4) A smarter Siri – Apple has broadened the scope of its virtual assistant so that you don’t need to talk to it anymore. Siri can now offer suggestions of what to listen to depending on where you are or create events based on invitations from your email inbox. Most usefully of all, it will also help detect nuisance calls.
If you get contacted by an unknown number, Siri will search your inbox for contact details to guess who may be phoning you. If Siri doesn’t recognise the number, there may be no reason to pick up the call and so it won’t bother you about it.
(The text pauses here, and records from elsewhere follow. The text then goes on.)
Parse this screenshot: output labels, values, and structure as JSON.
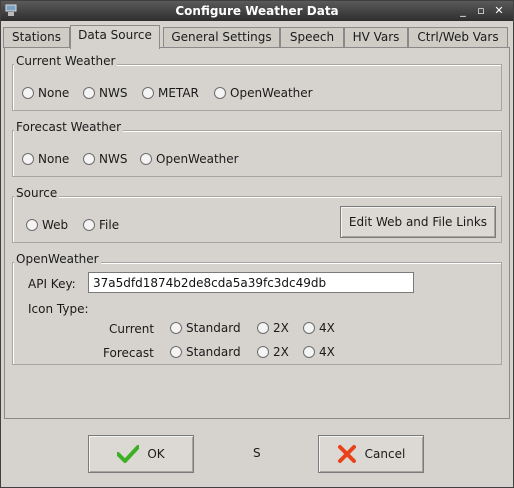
{
  "window": {
    "title": "Configure Weather Data"
  },
  "tabs": [
    {
      "label": "Stations"
    },
    {
      "label": "Data Source"
    },
    {
      "label": "General Settings"
    },
    {
      "label": "Speech"
    },
    {
      "label": "HV Vars"
    },
    {
      "label": "Ctrl/Web Vars"
    }
  ],
  "current_weather": {
    "title": "Current Weather",
    "options": [
      "None",
      "NWS",
      "METAR",
      "OpenWeather"
    ]
  },
  "forecast_weather": {
    "title": "Forecast Weather",
    "options": [
      "None",
      "NWS",
      "OpenWeather"
    ]
  },
  "source": {
    "title": "Source",
    "options": [
      "Web",
      "File"
    ],
    "edit_button": "Edit Web and File Links"
  },
  "openweather": {
    "title": "OpenWeather",
    "api_key_label": "API Key:",
    "api_key_value": "37a5dfd1874b2de8cda5a39fc3dc49db",
    "icon_type_label": "Icon Type:",
    "current_label": "Current",
    "forecast_label": "Forecast",
    "icon_options": [
      "Standard",
      "2X",
      "4X"
    ]
  },
  "footer": {
    "ok_label": "OK",
    "middle_text": "S",
    "cancel_label": "Cancel"
  }
}
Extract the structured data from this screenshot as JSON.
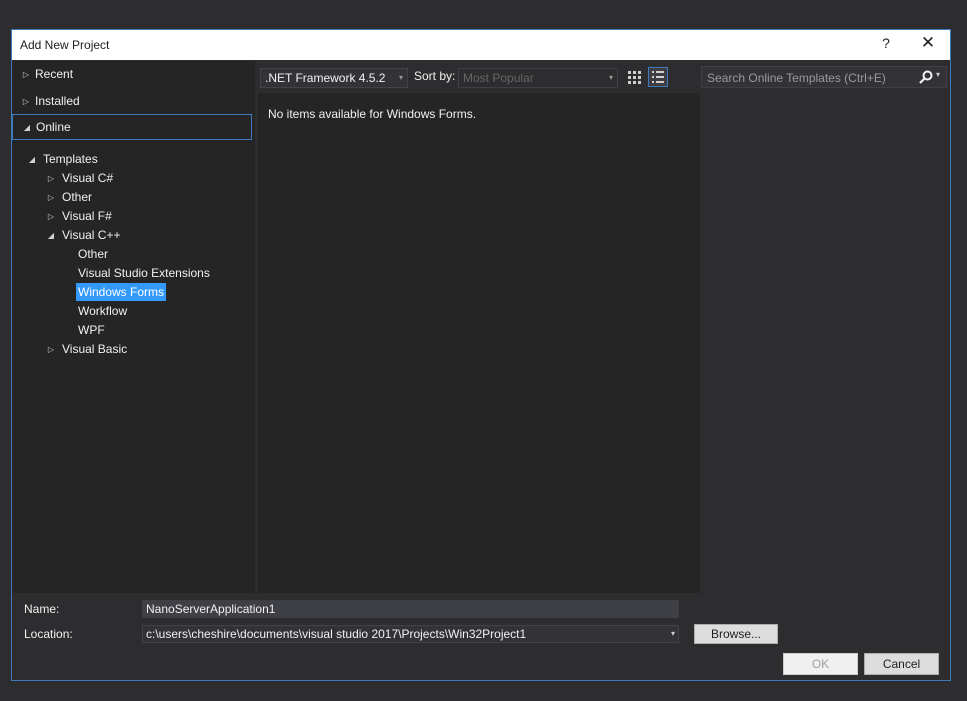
{
  "dialog": {
    "title": "Add New Project",
    "help_label": "?",
    "close_label": "✕"
  },
  "nav": {
    "sections": [
      {
        "label": "Recent",
        "arrow": "▷"
      },
      {
        "label": "Installed",
        "arrow": "▷"
      },
      {
        "label": "Online",
        "arrow": "◢"
      }
    ],
    "tree": [
      {
        "label": "Templates",
        "arrow": "◢"
      },
      {
        "label": "Visual C#",
        "arrow": "▷"
      },
      {
        "label": "Other",
        "arrow": "▷"
      },
      {
        "label": "Visual F#",
        "arrow": "▷"
      },
      {
        "label": "Visual C++",
        "arrow": "◢"
      },
      {
        "label": "Other",
        "arrow": ""
      },
      {
        "label": "Visual Studio Extensions",
        "arrow": ""
      },
      {
        "label": "Windows Forms",
        "arrow": ""
      },
      {
        "label": "Workflow",
        "arrow": ""
      },
      {
        "label": "WPF",
        "arrow": ""
      },
      {
        "label": "Visual Basic",
        "arrow": "▷"
      }
    ]
  },
  "toolbar": {
    "framework": ".NET Framework 4.5.2",
    "sort_label": "Sort by:",
    "sort_value": "Most Popular",
    "dropdown_glyph": "▾"
  },
  "search": {
    "placeholder": "Search Online Templates (Ctrl+E)",
    "dropdown_glyph": "▾"
  },
  "content": {
    "message": "No items available for Windows Forms."
  },
  "form": {
    "name_label": "Name:",
    "name_value": "NanoServerApplication1",
    "location_label": "Location:",
    "location_value": "c:\\users\\cheshire\\documents\\visual studio 2017\\Projects\\Win32Project1",
    "browse_label": "Browse...",
    "ok_label": "OK",
    "cancel_label": "Cancel"
  },
  "colors": {
    "accent": "#3e7bbd",
    "selection": "#3399ff",
    "panel": "#252526",
    "background": "#2d2d30"
  }
}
5) Read all about it – Apple’s new News app is a content aggregation service like Flipboard or Pocket. It doesn’t really do much that’s different to those downloads, but stories are especially well laid out with an emphasis on pictures and video. Using News means you don’t have to search in a web browser to access websites such as The New York Times and ESPN.
Which? expert view – ‘Tweaked functionality rather than grandstanding gimmicks’
Much like iOS 8 last year, Apple seems to have gone for the spit and polish approach to its latest operating system. Siri has upped her game, Maps are easier to navigate than ever and the search suggestions more intuitive.
Some changes you’ll barely even notice at first, but you’re likely to come to appreciate. For example, Apple has made it easier to navigate between apps. If you open a web link from your email or social media apps, you can easily get back to the original app by using the ‘Back to’ navigation in the top left hand corner of the screen – this eliminates the previously annoying necessity of going back to the home screen to reload the app.
The most eye-catching addition is Apple’s decision to at last follow Samsung’s lead and add split-screen multitasking to tablets – however it’s disappointing that the full facility hasn’t been rolled out to devices older than the iPad Air 2.
Similarly – and although the new Low Power Mode is welcome – it would have been nice to see it added to iPads as well as iPhones, particularly with the inevitably battery sapping iPad Pro just around the corner.
Adam Marshall – senior technology writer